Data about app and page elements
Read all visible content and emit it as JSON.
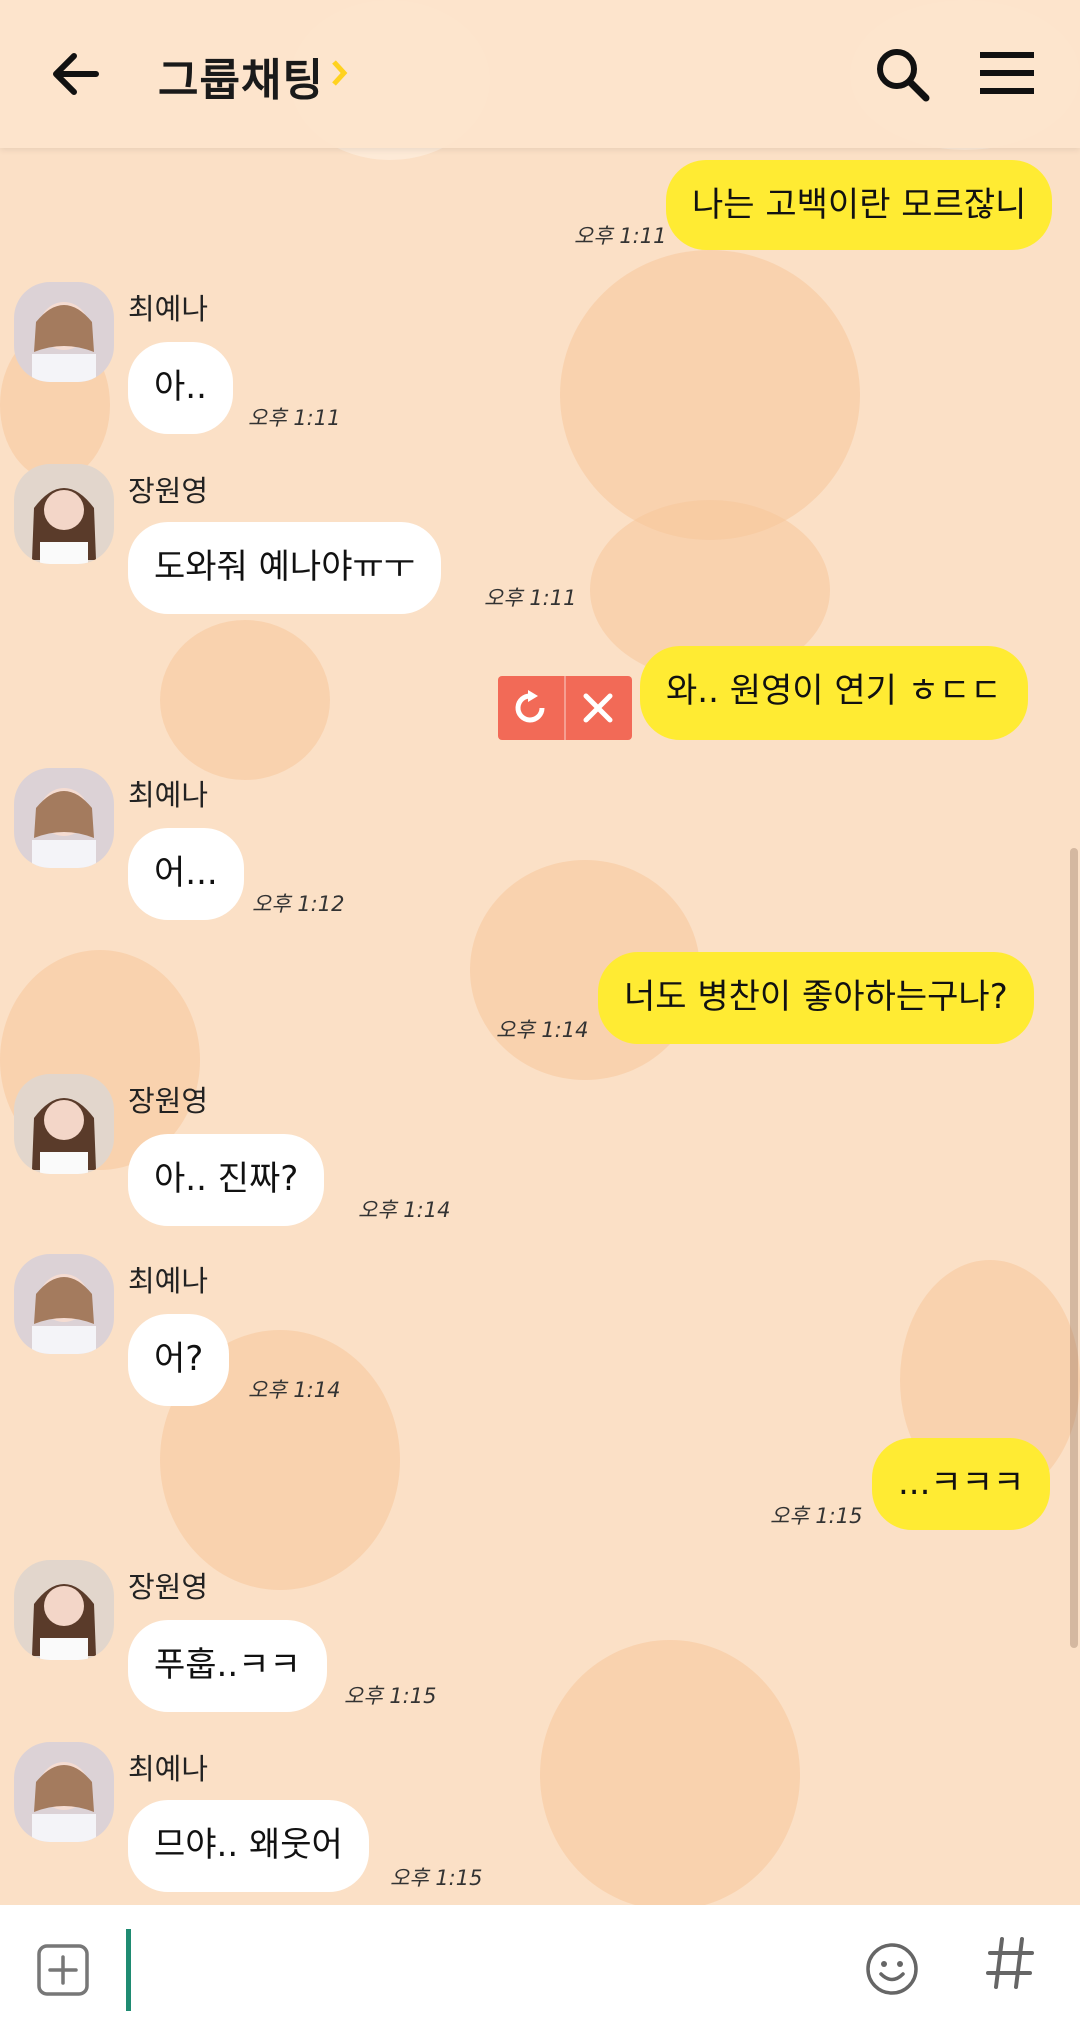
{
  "header": {
    "title": "그룹채팅"
  },
  "messages": [
    {
      "side": "me",
      "text": "나는 고백이란 모르잖니",
      "time": "오후 1:11"
    },
    {
      "side": "other",
      "sender": "최예나",
      "text": "아..",
      "time": "오후 1:11"
    },
    {
      "side": "other",
      "sender": "장원영",
      "text": "도와줘 예나야ㅠㅜ",
      "time": "오후 1:11"
    },
    {
      "side": "me",
      "text": "와.. 원영이 연기 ㅎㄷㄷ",
      "status": "failed"
    },
    {
      "side": "other",
      "sender": "최예나",
      "text": "어...",
      "time": "오후 1:12"
    },
    {
      "side": "me",
      "text": "너도 병찬이 좋아하는구나?",
      "time": "오후 1:14"
    },
    {
      "side": "other",
      "sender": "장원영",
      "text": "아.. 진짜?",
      "time": "오후 1:14"
    },
    {
      "side": "other",
      "sender": "최예나",
      "text": "어?",
      "time": "오후 1:14"
    },
    {
      "side": "me",
      "text": "...ㅋㅋㅋ",
      "time": "오후 1:15"
    },
    {
      "side": "other",
      "sender": "장원영",
      "text": "푸훕..ㅋㅋ",
      "time": "오후 1:15"
    },
    {
      "side": "other",
      "sender": "최예나",
      "text": "므야.. 왜웃어",
      "time": "오후 1:15"
    }
  ],
  "input": {
    "value": ""
  },
  "colors": {
    "my_bubble": "#ffeb33",
    "other_bubble": "#ffffff",
    "failed": "#f26a57",
    "background": "#fbe0c6"
  },
  "icons": {
    "back": "arrow-left-icon",
    "search": "search-icon",
    "menu": "hamburger-menu-icon",
    "retry": "retry-icon",
    "cancel": "close-icon",
    "attach": "plus-square-icon",
    "emoji": "smiley-icon",
    "hash": "hash-icon"
  }
}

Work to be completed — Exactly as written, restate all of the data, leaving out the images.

Output below —
Read all visible content and emit it as JSON.
{
  "header": {
    "title": "그룹채팅"
  },
  "messages": [
    {
      "side": "me",
      "text": "나는 고백이란 모르잖니",
      "time": "오후 1:11"
    },
    {
      "side": "other",
      "sender": "최예나",
      "text": "아..",
      "time": "오후 1:11"
    },
    {
      "side": "other",
      "sender": "장원영",
      "text": "도와줘 예나야ㅠㅜ",
      "time": "오후 1:11"
    },
    {
      "side": "me",
      "text": "와.. 원영이 연기 ㅎㄷㄷ",
      "status": "failed"
    },
    {
      "side": "other",
      "sender": "최예나",
      "text": "어...",
      "time": "오후 1:12"
    },
    {
      "side": "me",
      "text": "너도 병찬이 좋아하는구나?",
      "time": "오후 1:14"
    },
    {
      "side": "other",
      "sender": "장원영",
      "text": "아.. 진짜?",
      "time": "오후 1:14"
    },
    {
      "side": "other",
      "sender": "최예나",
      "text": "어?",
      "time": "오후 1:14"
    },
    {
      "side": "me",
      "text": "...ㅋㅋㅋ",
      "time": "오후 1:15"
    },
    {
      "side": "other",
      "sender": "장원영",
      "text": "푸훕..ㅋㅋ",
      "time": "오후 1:15"
    },
    {
      "side": "other",
      "sender": "최예나",
      "text": "므야.. 왜웃어",
      "time": "오후 1:15"
    }
  ],
  "input": {
    "value": ""
  },
  "colors": {
    "my_bubble": "#ffeb33",
    "other_bubble": "#ffffff",
    "failed": "#f26a57",
    "background": "#fbe0c6"
  },
  "icons": {
    "back": "arrow-left-icon",
    "search": "search-icon",
    "menu": "hamburger-menu-icon",
    "retry": "retry-icon",
    "cancel": "close-icon",
    "attach": "plus-square-icon",
    "emoji": "smiley-icon",
    "hash": "hash-icon"
  }
}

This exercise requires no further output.